To reinforce this sense of individuality each of the panels has been painted as a separate entity and in a different range of colours and styles. Li's selection of these details is largely arbitrary and aimed primarily only at dismantling the cohesiveness of the original image in his own mind as far as is possible. 'For once selected', Li has said, 'in order to try to forget all about the image. I try to break it up bit by bit...(because)... when working on each specific part, I don't care so much about the whole... (and) ...I hope that I can try not to think about it.' (Interview with Ai Weiwei, Feng Boyi and Li Songsong, 6 November 2004 reproduced at www.Galerie-Meile.ch)
Li also proceeds to paint each panel in a methodical and deliberately vague way that intentionally blurs the line between mark-making and figuration. He does this by beginning each aluminium panel in the top left hand corner and proceeding to produce an extremely painterly abstraction that, nevertheless, echoes and repeats the shapes and shadows of the source image. His choice of colour is 'haphazard', he says. The relationships among the tones of a photograph are the beginning of the spontaneous journey. 'I've also tried to turn black and white photographs into colour in my paintings. Through such attempts, I can highlight some accidental differences and conflicts.'(Ibid)

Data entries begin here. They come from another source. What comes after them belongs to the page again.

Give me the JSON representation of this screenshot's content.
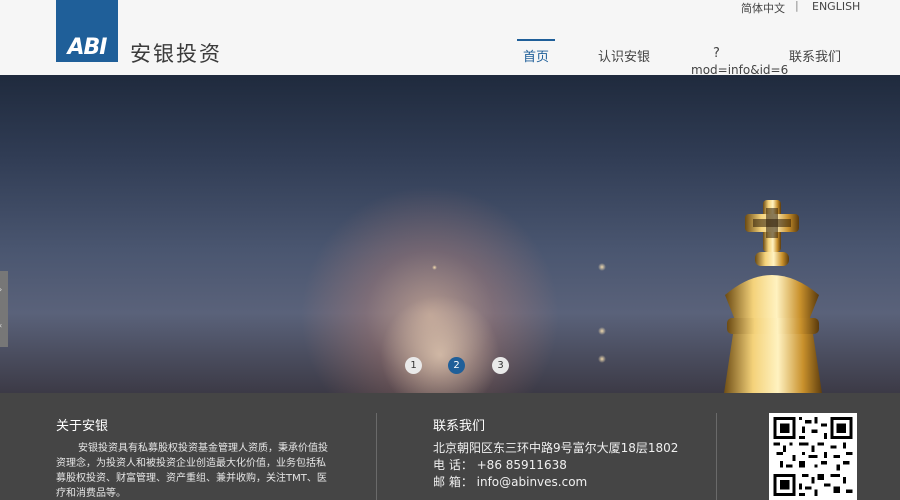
{
  "brand": {
    "logo_mark": "ABI",
    "logo_text": "安银投资"
  },
  "lang": {
    "simplified_chinese": "简体中文",
    "separator": "|",
    "english": "ENGLISH"
  },
  "nav": {
    "home": "首页",
    "about": "认识安银",
    "unknown": "?",
    "unknown_link": "mod=info&id=6",
    "contact": "联系我们"
  },
  "carousel": {
    "dots": [
      "1",
      "2",
      "3"
    ],
    "active_index": 1
  },
  "footer": {
    "about_title": "关于安银",
    "about_body": "安银投资具有私募股权投资基金管理人资质，秉承价值投资理念，为投资人和被投资企业创造最大化价值，业务包括私募股权投资、财富管理、资产重组、兼并收购，关注TMT、医疗和消费品等。",
    "contact_title": "联系我们",
    "address": "北京朝阳区东三环中路9号富尔大厦18层1802",
    "phone": "电 话： +86 85911638",
    "email": "邮 箱： info@abinves.com"
  },
  "colors": {
    "brand_blue": "#1f5f99",
    "footer_bg": "#454545",
    "header_bg": "#f6f6f6"
  },
  "icons": {
    "prev_arrow": "chevron-icon",
    "qr": "qr-code-icon"
  }
}
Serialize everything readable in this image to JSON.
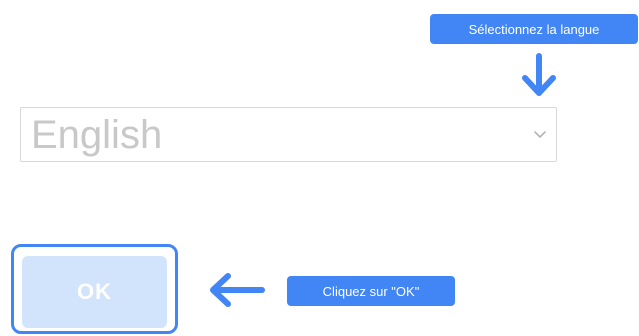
{
  "callouts": {
    "select_language": "Sélectionnez la langue",
    "click_ok": "Cliquez sur \"OK\""
  },
  "language_select": {
    "value": "English",
    "icon": "chevron-down-icon"
  },
  "ok_button": {
    "label": "OK"
  },
  "colors": {
    "accent": "#4285f4",
    "button_disabled_bg": "#d2e3fc",
    "select_text": "#c8c8c8",
    "select_border": "#d8d8d8"
  },
  "icons": {
    "down_arrow": "arrow-down-icon",
    "left_arrow": "arrow-left-icon"
  }
}
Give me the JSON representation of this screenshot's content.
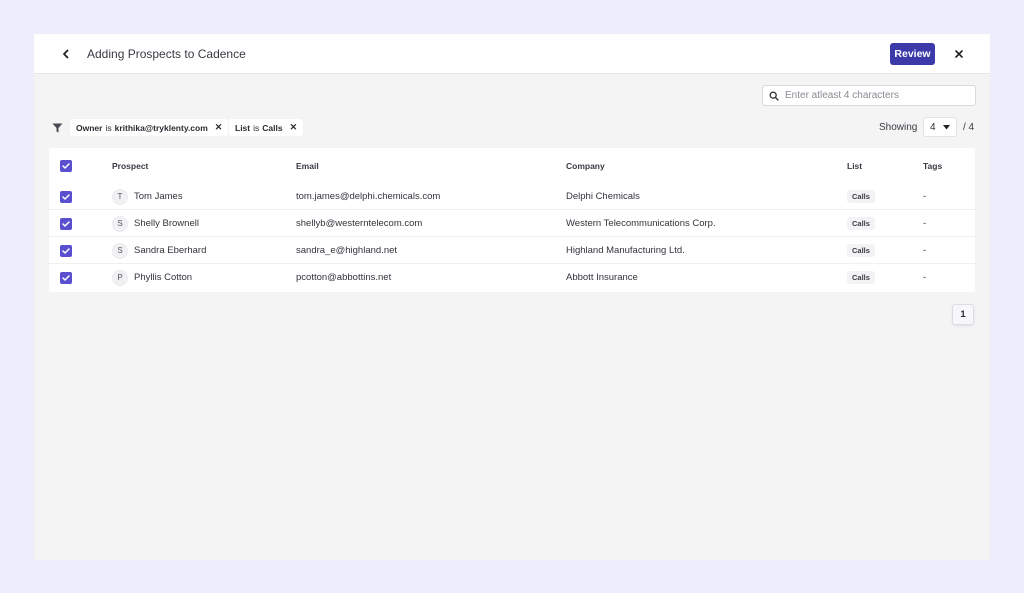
{
  "header": {
    "title": "Adding Prospects to Cadence",
    "review_label": "Review"
  },
  "search": {
    "placeholder": "Enter atleast 4 characters"
  },
  "filters": [
    {
      "key": "Owner",
      "op": "is",
      "value": "krithika@tryklenty.com"
    },
    {
      "key": "List",
      "op": "is",
      "value": "Calls"
    }
  ],
  "paging": {
    "showing_label": "Showing",
    "page_size": "4",
    "total": "/ 4",
    "current_page": "1"
  },
  "table": {
    "columns": [
      "Prospect",
      "Email",
      "Company",
      "List",
      "Tags"
    ],
    "rows": [
      {
        "initial": "T",
        "prospect": "Tom James",
        "email": "tom.james@delphi.chemicals.com",
        "company": "Delphi Chemicals",
        "list": "Calls",
        "tags": "-"
      },
      {
        "initial": "S",
        "prospect": "Shelly Brownell",
        "email": "shellyb@westerntelecom.com",
        "company": "Western Telecommunications Corp.",
        "list": "Calls",
        "tags": "-"
      },
      {
        "initial": "S",
        "prospect": "Sandra Eberhard",
        "email": "sandra_e@highland.net",
        "company": "Highland Manufacturing Ltd.",
        "list": "Calls",
        "tags": "-"
      },
      {
        "initial": "P",
        "prospect": "Phyllis Cotton",
        "email": "pcotton@abbottins.net",
        "company": "Abbott Insurance",
        "list": "Calls",
        "tags": "-"
      }
    ]
  },
  "colors": {
    "accent": "#3b3aa8",
    "checkbox": "#5a4fcf",
    "background": "#eceffb"
  },
  "icons": {
    "back": "chevron-left-icon",
    "close": "close-icon",
    "search": "search-icon",
    "filter": "filter-icon"
  }
}
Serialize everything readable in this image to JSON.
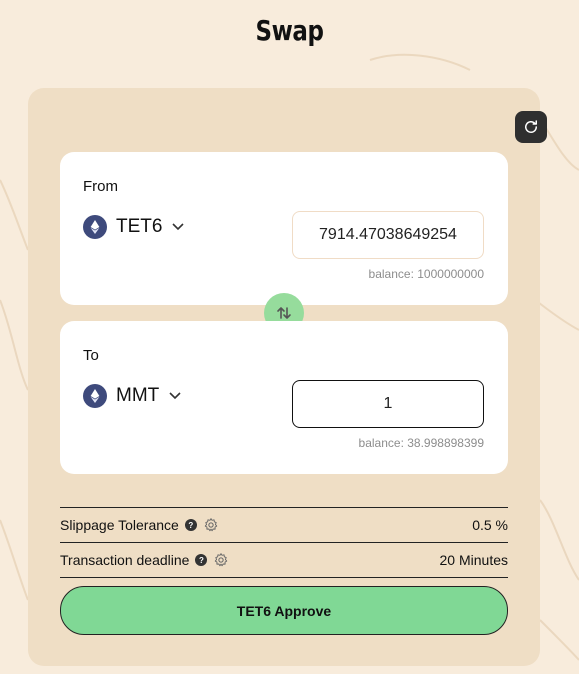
{
  "page": {
    "title": "Swap"
  },
  "from": {
    "label": "From",
    "token": "TET6",
    "token_icon": "ethereum-icon",
    "amount": "7914.47038649254",
    "balance": "balance: 1000000000"
  },
  "to": {
    "label": "To",
    "token": "MMT",
    "token_icon": "ethereum-icon",
    "amount": "1",
    "balance": "balance: 38.998898399"
  },
  "settings": {
    "slippage_label": "Slippage Tolerance",
    "slippage_value": "0.5 %",
    "deadline_label": "Transaction deadline",
    "deadline_value": "20 Minutes",
    "help_glyph": "?"
  },
  "actions": {
    "approve_label": "TET6 Approve",
    "refresh_icon": "refresh-icon",
    "swap_icon": "swap-direction-icon"
  },
  "colors": {
    "background": "#f8ecdc",
    "panel": "#efdec5",
    "accent_green": "#80d895",
    "token_badge": "#3e4a7c"
  }
}
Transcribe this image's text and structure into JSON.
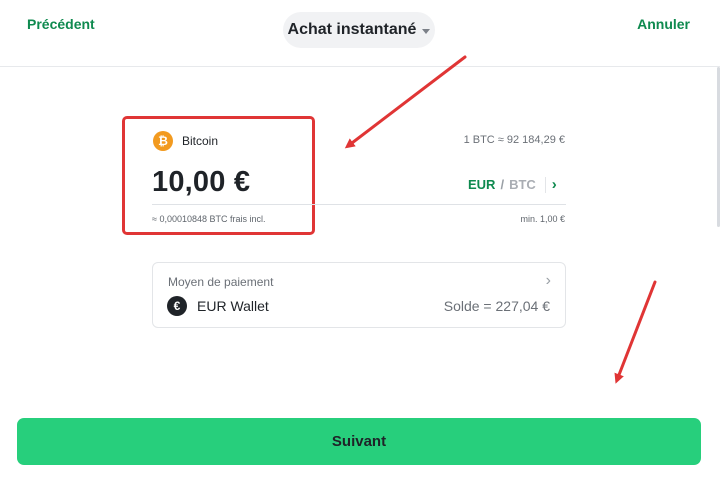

Collectively these panels build together to form a composite painted version of the original image that can only really be fused together into a united whole in the eye of the viewer and through its conditioned practice of searching for a cohesive whole or pattern among disparate fragments. Like a black and white image flickering in muted shades of colour bestowed upon it by a colour television screen, Li's composite and yet also highly painterly images emerge as strong physical presences seemingly only forged into a unity through the logic of the pixelated gaze of todays age of information technology. A flickering grid patchwork of various styles all exploring and exposing the artifice of their common historical source, this painting, with its depiction of a political assembly seeking concord seems not only to articulate and assert multiple levels of reality and interpretation, but also perhaps, to reiterate Napoleon's famous assessment of history; that it is a set of agreed upon lies.